Written by Clay Smith
Tenecteplase was superior to alteplase when given for acute ischemic stroke prior to thrombectomy.
Why does this matter?
Thrombectomy has emerged as the treatment of choice for proximal acute ischemic stroke. Thrombolysis is given prior to thrombectomy. Alteplase is given as an initial bolus followed by an infusion. Tenecteplase is conveniently given all at once as a one-time IV bolus and is more fibrin-specific, which may theoretically have an advantage over alteplase.
Clash of the clot-busters
This was a RCT of 202 patients from 13 locations in Australia and New Zealand, evenly randomized to either alteplase 0.9mg/kg, max 90mg, loading dose over one hour or tenecteplase 0.25mg/kg, max 25mg as a rapid bolus in patients presenting < 4.5 hours from stroke onset who were to undergo thrombectomy. For the primary outcome of 50% reperfusion of the ischemic area or no retrievable clot on angiography, tenecteplase was clearly superior, with 22% vs only 10% with alteplase. For the secondary outcome of neurological outcome at 90 days, modified Rankin scale was 2 for tenecteplase vs 3 for alteplase, which meant tenecteplase was clinically and statistically superior (p = 0.04). But it didn’t have a statistically significant change in either functional (p = 0.06) or excellent (p = 0.2) neurological outcome, though there was a trend favoring tenecteplase. There was also a trend to increased mortality with alteplase that was not statistically significant. Rate of intracranial bleeding was 1% for each group.

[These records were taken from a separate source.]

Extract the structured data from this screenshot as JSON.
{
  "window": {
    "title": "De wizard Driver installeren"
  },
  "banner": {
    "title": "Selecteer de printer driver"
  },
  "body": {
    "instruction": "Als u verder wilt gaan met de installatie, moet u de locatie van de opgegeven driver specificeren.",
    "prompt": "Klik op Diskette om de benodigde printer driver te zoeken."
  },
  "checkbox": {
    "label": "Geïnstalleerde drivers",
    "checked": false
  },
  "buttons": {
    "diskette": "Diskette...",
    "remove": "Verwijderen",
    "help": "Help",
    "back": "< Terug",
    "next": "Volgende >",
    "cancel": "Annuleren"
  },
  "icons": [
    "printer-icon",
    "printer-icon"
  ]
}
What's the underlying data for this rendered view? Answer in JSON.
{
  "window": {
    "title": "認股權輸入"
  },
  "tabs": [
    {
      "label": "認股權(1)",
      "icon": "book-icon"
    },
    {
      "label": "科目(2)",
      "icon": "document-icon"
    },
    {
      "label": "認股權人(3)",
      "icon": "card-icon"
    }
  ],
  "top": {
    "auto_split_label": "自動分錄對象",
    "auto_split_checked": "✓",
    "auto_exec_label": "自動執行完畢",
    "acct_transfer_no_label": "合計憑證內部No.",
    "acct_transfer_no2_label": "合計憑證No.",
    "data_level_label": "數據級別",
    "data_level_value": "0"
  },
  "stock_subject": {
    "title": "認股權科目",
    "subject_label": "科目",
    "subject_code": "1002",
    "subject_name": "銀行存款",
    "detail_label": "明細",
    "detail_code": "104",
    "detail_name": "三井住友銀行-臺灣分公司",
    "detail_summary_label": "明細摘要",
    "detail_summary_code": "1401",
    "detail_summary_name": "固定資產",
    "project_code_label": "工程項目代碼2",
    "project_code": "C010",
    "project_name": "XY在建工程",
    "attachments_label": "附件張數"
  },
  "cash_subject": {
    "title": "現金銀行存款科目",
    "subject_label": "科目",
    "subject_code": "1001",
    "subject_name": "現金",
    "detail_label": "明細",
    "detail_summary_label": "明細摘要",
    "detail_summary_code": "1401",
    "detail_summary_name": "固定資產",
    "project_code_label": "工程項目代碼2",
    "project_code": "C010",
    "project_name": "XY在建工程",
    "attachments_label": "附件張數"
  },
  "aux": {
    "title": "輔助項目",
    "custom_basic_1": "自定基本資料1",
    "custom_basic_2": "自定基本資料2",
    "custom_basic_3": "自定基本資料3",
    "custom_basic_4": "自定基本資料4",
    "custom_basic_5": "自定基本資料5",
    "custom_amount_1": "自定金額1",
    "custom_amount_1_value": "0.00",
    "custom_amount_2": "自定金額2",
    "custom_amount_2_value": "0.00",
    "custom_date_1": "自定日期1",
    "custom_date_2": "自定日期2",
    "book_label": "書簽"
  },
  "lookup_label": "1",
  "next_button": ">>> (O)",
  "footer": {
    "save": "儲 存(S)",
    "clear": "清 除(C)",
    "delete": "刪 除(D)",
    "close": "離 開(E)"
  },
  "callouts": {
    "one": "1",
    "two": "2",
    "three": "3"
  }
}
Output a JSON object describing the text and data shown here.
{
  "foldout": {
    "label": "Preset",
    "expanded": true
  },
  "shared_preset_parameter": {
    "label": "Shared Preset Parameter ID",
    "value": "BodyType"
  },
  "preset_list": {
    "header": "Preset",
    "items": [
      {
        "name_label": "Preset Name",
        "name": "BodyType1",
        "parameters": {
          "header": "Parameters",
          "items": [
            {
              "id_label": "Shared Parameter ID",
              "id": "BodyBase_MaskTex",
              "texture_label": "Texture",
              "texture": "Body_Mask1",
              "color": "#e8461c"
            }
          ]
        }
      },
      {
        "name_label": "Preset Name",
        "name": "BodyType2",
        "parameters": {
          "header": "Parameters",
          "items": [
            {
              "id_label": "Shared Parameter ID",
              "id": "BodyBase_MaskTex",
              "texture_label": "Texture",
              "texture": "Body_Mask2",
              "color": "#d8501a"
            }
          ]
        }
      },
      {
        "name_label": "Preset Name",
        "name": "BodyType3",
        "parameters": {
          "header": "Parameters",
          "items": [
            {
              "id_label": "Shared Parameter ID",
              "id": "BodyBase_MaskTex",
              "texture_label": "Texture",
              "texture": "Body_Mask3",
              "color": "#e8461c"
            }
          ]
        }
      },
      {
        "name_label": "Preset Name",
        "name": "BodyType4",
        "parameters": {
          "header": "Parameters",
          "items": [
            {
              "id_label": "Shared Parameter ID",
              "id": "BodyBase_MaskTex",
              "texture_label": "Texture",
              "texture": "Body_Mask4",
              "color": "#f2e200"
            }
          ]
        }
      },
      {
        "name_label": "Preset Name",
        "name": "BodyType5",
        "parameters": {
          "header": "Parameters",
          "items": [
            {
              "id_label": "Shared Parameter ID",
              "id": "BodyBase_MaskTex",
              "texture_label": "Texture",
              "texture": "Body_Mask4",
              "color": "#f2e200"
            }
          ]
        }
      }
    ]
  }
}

Tenecteplase versus Alteplase before Thrombectomy for Ischemic Stroke. N Engl J Med. 2018 Apr 26;378(17):1573-1582. doi: 10.1056/NEJMoa1716405.
Reviewed by Thomas Davis